_TASK_:
Collect every line of the records below that contains the word "value".

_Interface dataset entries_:
════════

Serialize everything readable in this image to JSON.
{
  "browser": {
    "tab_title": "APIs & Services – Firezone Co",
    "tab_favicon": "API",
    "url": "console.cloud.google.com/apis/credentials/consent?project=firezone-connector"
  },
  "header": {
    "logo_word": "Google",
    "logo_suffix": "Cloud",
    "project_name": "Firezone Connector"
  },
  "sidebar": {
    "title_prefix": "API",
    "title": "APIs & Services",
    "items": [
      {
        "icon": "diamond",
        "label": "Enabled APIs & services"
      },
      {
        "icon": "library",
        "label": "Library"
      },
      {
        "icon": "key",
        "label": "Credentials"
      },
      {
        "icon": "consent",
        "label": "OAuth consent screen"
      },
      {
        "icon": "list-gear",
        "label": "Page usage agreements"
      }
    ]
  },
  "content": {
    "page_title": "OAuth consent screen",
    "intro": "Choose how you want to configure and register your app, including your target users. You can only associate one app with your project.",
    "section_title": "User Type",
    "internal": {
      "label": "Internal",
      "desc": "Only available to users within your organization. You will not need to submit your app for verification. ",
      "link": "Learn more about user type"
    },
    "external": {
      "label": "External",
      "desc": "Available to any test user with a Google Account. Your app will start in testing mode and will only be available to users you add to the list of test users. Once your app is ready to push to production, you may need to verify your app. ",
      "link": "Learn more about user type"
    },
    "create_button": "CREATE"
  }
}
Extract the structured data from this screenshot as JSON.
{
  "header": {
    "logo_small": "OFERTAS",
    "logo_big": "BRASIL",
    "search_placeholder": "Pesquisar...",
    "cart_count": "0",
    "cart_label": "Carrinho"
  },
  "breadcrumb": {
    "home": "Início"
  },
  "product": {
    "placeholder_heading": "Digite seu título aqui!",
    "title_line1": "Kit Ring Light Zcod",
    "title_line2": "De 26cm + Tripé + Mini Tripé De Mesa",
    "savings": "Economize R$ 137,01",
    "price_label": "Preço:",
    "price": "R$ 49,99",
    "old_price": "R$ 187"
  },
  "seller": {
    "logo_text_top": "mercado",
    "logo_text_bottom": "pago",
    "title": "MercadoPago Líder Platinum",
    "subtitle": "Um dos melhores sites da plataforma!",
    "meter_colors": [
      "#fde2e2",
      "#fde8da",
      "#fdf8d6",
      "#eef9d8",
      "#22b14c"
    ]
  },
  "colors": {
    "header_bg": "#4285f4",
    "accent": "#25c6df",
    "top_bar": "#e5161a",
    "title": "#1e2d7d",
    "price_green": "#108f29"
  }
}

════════

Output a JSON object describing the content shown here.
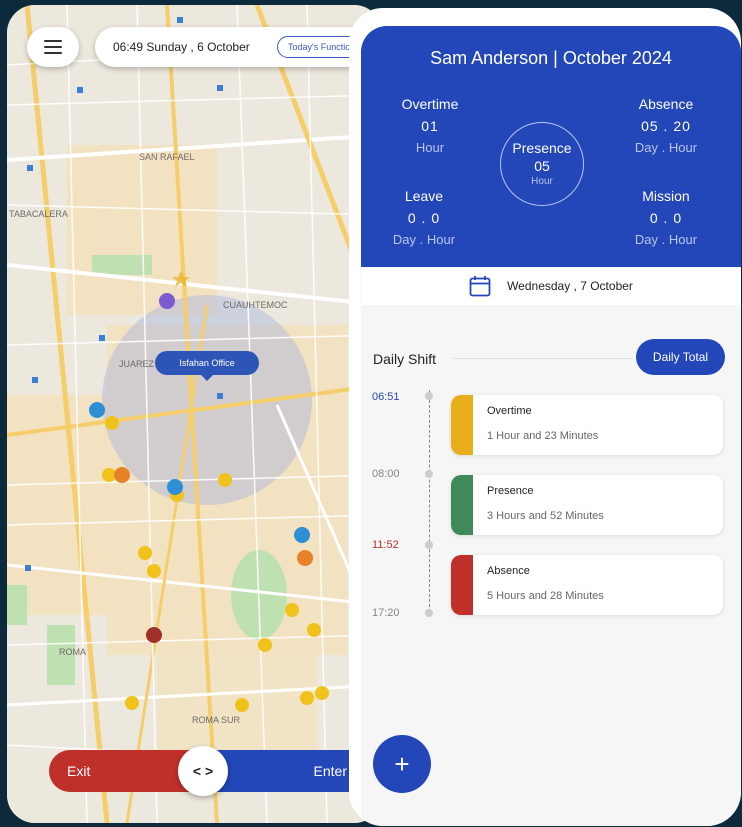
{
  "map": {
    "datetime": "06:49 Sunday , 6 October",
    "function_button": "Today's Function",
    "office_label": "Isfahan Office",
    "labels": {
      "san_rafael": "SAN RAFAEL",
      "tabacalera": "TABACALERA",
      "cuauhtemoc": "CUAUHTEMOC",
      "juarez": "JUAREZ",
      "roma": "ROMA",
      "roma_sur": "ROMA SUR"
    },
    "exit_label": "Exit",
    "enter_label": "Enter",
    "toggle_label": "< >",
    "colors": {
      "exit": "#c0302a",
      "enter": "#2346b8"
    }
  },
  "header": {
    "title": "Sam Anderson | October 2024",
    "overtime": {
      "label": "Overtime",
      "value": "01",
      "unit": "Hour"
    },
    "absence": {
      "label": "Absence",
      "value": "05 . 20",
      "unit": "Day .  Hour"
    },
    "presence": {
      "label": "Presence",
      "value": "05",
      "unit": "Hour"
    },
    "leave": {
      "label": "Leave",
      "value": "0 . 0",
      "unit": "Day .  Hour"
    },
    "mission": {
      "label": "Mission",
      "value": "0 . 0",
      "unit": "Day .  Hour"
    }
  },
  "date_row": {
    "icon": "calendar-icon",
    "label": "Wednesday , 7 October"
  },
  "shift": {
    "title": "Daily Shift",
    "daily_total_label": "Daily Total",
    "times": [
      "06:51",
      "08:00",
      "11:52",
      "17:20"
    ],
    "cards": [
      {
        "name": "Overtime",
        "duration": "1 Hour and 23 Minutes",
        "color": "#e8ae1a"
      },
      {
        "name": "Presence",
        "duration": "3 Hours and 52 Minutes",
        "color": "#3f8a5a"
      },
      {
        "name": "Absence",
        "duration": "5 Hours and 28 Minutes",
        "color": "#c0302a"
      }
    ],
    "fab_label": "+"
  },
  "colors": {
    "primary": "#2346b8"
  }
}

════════

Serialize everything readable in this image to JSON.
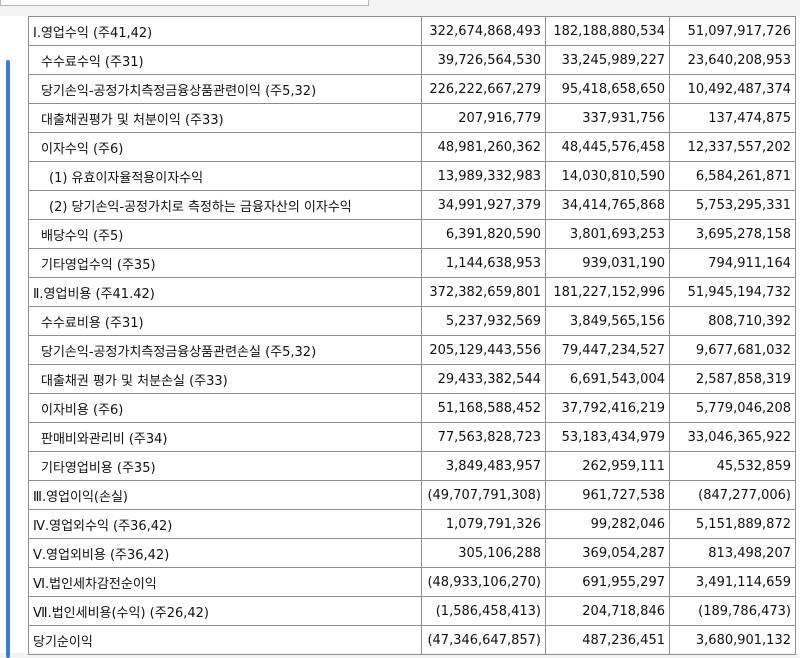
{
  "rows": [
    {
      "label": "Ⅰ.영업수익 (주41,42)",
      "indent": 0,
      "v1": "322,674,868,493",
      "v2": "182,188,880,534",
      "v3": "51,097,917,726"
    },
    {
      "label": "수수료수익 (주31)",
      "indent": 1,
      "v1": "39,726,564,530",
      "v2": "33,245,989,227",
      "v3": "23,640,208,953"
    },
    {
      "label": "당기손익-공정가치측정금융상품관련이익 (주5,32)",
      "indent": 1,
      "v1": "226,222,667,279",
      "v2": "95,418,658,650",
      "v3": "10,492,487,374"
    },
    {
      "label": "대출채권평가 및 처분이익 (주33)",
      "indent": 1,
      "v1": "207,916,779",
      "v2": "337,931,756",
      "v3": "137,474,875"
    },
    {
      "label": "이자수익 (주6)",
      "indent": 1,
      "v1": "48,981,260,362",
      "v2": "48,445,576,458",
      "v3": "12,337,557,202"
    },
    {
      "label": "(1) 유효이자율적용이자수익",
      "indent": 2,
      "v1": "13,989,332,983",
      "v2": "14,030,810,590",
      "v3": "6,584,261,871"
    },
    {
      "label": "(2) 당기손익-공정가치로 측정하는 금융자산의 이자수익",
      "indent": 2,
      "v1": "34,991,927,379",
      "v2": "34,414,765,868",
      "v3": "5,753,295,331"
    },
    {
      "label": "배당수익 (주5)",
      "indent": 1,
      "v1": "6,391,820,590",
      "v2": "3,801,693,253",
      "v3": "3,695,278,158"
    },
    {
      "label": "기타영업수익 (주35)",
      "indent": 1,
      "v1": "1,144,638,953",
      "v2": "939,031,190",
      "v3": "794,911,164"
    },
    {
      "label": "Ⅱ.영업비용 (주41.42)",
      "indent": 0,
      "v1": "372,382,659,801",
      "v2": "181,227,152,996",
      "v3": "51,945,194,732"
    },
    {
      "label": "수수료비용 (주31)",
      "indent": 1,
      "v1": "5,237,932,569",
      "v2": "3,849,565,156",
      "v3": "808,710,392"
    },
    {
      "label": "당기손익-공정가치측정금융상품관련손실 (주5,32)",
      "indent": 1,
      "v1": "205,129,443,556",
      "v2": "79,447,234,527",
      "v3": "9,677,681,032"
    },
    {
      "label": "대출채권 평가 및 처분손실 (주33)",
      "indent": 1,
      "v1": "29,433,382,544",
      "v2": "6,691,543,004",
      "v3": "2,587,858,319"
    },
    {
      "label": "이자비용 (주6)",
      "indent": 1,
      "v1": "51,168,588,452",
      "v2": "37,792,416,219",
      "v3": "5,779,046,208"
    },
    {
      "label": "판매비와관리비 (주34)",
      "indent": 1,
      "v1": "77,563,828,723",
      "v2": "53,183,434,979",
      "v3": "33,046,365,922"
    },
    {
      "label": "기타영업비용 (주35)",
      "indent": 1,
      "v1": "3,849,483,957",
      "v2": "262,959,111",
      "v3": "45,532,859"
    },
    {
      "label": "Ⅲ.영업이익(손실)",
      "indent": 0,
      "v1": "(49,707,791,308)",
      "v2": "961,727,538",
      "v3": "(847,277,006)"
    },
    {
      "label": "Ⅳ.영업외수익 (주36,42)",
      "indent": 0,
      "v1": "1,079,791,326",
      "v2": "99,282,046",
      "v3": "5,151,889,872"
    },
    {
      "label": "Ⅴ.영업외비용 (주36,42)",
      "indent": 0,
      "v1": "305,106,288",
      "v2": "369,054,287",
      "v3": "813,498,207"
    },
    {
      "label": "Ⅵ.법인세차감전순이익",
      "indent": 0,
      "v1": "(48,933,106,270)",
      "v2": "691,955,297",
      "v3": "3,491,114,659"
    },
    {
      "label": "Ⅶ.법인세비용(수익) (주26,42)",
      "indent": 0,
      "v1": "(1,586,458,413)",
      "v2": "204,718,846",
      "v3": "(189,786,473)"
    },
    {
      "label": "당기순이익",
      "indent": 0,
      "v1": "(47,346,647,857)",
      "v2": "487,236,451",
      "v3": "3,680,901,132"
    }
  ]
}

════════

_OUTPUT FOR THIS TASK_:
      "value": "01",
      "value": "05 . 20",
      "value": "05",
      "value": "0 . 0",
      "value": "0 . 0",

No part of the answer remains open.